BY KATHY CHANG
WOODBRIDGE — The breaking of ground for the new Sewaren 7, a highly-efficient generating plant, in essence is a sign that the state is moving above and beyond the devastation of Superstorm Sandy in 2012.
The plant is expected to support energy reliability in the region, create jobs and tax revenues for the township.
“New Jersey, in so many ways, became stronger after Sandy,” said New Jersey Governor Chris Christie at a ceremony on June 14. “What’s happened here in Sewaren is a great example of how we are working to ensure New Jersey’s communities and infrastructure is better prepared to withstand extreme weather situations.”

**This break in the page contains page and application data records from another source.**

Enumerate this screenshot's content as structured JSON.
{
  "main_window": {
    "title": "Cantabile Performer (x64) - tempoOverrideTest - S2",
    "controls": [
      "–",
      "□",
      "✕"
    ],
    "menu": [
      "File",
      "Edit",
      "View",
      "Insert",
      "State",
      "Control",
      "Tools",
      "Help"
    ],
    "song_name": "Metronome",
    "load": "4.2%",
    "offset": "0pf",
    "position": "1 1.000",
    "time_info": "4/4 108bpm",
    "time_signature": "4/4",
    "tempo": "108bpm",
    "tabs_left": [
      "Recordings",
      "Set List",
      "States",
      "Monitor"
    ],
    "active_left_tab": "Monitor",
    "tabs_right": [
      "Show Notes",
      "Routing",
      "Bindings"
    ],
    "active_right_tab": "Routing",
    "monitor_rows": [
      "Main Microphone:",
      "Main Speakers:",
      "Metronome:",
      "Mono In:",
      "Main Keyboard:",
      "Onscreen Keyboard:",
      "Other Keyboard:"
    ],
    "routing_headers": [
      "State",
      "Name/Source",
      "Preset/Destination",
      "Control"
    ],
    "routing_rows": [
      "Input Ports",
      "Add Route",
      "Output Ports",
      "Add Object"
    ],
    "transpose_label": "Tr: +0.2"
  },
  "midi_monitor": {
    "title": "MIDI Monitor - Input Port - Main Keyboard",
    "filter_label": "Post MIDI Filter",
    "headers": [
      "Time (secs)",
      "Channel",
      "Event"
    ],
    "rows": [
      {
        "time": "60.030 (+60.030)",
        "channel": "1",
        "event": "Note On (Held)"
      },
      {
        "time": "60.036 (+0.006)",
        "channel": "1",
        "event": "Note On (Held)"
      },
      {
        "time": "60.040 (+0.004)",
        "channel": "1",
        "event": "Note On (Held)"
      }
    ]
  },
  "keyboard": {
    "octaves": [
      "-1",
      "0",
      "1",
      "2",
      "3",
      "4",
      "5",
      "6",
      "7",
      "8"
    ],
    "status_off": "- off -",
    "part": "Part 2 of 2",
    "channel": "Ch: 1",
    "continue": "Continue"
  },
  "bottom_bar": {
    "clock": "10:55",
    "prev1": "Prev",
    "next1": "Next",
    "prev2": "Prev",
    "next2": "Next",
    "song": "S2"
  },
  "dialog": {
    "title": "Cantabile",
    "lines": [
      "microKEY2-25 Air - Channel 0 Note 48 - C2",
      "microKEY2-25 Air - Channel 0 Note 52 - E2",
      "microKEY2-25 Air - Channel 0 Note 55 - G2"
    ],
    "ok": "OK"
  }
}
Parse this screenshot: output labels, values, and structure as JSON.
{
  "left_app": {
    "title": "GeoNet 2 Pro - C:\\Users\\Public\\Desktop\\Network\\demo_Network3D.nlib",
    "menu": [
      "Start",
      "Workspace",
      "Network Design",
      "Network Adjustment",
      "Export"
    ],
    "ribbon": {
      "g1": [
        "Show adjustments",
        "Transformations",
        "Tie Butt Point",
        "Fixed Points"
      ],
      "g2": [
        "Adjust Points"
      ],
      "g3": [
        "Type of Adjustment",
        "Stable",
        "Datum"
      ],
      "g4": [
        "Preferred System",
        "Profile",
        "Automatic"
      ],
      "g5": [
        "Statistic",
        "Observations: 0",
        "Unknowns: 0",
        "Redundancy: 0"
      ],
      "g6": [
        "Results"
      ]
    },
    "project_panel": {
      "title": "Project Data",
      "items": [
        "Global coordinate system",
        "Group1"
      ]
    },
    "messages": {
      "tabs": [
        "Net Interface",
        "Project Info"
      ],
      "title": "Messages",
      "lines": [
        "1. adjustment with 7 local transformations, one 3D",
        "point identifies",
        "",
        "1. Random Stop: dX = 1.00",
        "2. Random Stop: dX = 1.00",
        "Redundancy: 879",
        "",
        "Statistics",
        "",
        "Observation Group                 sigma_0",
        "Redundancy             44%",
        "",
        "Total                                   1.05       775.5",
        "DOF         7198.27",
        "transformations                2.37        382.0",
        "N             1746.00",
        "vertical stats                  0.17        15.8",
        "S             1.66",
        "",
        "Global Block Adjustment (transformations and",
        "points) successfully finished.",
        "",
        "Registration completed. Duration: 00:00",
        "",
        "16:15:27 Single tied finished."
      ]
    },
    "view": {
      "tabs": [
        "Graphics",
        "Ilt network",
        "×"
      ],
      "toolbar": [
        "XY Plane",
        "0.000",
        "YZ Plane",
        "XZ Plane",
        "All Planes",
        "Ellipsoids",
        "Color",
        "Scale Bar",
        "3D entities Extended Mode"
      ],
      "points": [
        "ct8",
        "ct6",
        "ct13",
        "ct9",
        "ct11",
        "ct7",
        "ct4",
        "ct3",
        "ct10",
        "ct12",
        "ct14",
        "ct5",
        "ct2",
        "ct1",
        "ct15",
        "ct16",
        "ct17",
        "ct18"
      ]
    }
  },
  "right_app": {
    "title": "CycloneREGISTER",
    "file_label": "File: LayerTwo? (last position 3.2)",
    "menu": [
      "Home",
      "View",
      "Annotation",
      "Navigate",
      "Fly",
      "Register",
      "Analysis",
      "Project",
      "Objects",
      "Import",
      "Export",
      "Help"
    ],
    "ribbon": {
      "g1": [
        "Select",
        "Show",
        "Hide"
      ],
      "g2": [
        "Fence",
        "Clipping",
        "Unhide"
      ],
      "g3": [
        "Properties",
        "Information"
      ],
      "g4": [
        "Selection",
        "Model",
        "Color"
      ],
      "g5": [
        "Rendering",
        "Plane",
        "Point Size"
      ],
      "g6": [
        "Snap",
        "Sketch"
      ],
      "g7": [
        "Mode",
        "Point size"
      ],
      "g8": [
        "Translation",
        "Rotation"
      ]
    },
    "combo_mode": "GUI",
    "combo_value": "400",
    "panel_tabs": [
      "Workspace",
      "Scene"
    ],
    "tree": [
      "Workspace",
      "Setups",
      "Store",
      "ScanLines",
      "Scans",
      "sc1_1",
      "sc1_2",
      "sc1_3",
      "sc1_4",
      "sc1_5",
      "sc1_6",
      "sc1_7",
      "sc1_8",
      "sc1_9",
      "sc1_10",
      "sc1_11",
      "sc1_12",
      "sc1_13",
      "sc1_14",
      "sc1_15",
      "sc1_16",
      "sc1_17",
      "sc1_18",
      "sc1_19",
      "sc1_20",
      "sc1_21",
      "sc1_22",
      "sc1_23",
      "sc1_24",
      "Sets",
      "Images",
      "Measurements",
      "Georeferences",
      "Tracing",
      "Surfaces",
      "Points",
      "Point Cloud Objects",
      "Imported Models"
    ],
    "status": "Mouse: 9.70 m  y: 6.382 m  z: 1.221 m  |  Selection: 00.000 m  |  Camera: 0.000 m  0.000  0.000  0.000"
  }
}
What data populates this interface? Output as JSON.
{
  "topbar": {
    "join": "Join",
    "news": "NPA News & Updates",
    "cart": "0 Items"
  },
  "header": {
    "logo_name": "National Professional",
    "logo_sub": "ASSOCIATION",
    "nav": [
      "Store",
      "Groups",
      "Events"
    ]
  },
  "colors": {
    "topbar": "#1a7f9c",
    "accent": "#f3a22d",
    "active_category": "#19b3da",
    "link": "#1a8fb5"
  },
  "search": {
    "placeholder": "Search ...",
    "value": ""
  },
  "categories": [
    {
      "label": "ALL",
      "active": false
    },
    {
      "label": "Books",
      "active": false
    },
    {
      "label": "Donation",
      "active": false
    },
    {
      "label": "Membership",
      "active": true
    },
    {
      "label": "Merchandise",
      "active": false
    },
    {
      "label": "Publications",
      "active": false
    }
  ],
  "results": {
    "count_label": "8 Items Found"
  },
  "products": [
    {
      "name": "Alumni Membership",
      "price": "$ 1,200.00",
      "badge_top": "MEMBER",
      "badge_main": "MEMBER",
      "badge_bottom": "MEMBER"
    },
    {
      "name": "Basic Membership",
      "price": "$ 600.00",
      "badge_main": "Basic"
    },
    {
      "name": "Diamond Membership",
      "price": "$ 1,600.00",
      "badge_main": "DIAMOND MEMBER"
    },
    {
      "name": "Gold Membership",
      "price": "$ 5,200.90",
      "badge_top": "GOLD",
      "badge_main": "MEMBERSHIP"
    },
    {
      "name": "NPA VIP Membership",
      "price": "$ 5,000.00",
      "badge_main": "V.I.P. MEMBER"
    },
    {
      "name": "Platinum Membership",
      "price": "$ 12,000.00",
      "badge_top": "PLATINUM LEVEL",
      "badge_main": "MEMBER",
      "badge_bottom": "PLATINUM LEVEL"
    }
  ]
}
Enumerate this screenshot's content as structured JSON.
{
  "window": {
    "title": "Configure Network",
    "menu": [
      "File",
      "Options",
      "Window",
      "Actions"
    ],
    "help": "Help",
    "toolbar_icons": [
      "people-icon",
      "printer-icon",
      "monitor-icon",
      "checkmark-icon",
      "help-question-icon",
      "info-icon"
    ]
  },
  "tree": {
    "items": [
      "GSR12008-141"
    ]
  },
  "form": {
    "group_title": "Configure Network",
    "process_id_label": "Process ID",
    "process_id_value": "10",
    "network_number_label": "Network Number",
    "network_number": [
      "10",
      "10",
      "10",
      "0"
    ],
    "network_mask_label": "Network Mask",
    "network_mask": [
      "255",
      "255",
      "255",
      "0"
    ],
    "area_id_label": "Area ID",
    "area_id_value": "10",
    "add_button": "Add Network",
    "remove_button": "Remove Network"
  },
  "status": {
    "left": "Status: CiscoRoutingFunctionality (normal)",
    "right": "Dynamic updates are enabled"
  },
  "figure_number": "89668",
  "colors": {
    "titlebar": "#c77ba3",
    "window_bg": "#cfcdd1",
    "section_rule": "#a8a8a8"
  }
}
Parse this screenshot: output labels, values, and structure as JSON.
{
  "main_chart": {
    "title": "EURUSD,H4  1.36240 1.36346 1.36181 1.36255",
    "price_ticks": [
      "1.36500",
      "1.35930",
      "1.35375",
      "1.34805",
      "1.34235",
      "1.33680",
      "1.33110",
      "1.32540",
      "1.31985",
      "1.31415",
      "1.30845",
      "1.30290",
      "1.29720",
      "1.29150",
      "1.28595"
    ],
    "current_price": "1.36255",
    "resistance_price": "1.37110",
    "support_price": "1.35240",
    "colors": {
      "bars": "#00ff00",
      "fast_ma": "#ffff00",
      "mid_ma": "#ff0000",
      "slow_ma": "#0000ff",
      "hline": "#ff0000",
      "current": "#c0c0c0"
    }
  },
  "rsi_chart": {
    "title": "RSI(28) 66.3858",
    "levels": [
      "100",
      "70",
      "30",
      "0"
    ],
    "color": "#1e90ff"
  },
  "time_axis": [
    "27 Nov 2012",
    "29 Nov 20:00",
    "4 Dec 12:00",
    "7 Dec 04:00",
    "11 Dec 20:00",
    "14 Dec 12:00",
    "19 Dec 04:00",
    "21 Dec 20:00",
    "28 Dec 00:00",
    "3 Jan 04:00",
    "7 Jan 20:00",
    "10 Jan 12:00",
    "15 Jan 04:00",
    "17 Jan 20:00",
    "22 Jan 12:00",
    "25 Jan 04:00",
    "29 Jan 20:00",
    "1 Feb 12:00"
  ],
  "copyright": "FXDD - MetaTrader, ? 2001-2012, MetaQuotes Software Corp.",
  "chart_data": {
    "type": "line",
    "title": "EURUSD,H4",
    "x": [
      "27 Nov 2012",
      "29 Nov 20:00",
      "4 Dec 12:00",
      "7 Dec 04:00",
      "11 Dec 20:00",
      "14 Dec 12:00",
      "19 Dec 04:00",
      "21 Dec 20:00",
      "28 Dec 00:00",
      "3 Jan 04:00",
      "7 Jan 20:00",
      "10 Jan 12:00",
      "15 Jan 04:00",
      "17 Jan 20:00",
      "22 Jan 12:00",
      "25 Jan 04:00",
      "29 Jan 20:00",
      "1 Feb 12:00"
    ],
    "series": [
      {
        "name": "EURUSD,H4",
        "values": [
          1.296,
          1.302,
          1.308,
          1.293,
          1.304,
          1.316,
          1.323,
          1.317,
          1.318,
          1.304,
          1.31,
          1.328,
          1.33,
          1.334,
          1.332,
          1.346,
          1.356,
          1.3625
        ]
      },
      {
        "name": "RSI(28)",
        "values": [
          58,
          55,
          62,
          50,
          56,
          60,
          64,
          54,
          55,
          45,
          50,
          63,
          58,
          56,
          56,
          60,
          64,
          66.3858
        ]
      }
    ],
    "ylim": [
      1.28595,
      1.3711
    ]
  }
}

Ralph Izzo, PSEG chairman and CEO, said Sandy’s storm surge devastated the Sewaren section of Woodbridge including their generating stations and the adjacent electric switching station.
“Our employees worked diligently to get both back online and restore power to our customers in the aftermath of the storm,” he said.
However, Izzo said it was clear at the time that they needed to make their systems more resilient in the wake of severe weather.
Christie and Izzo were joined by state Senate President Stephen Sweeney and Woodbridge Mayor John McCormac for the groundbreaking and dedication event.
The new Sewaren 7 power plant will replace the existing plant that is being retired after almost 70 years of providing energy to the region, with more efficient, cleaner technology including a full complement of emissions controls.
It will run primarily on natural gas, but also when gas may be curtailed, Sewaren 7 will be able to run on ultra-low sulfur distillate (ULSD) fuel oil as a backup, supporting fuel diversity and exceptional dependability.
The plant represents an investment of more than $600 million and is targeted to be operational in time for summer 2018.
The project is expected to generate about 350 jobs during the two-year construction phase.
Mayor McCormac said the township welcomes PSEG’s economic investment at the Sewaren site and said the investment has brought tremendous economic benefits in terms of job creation, community contribution and tax revenue and increased resiliency in the electric substation that services more than 100,000 residents in Woodbridge Township.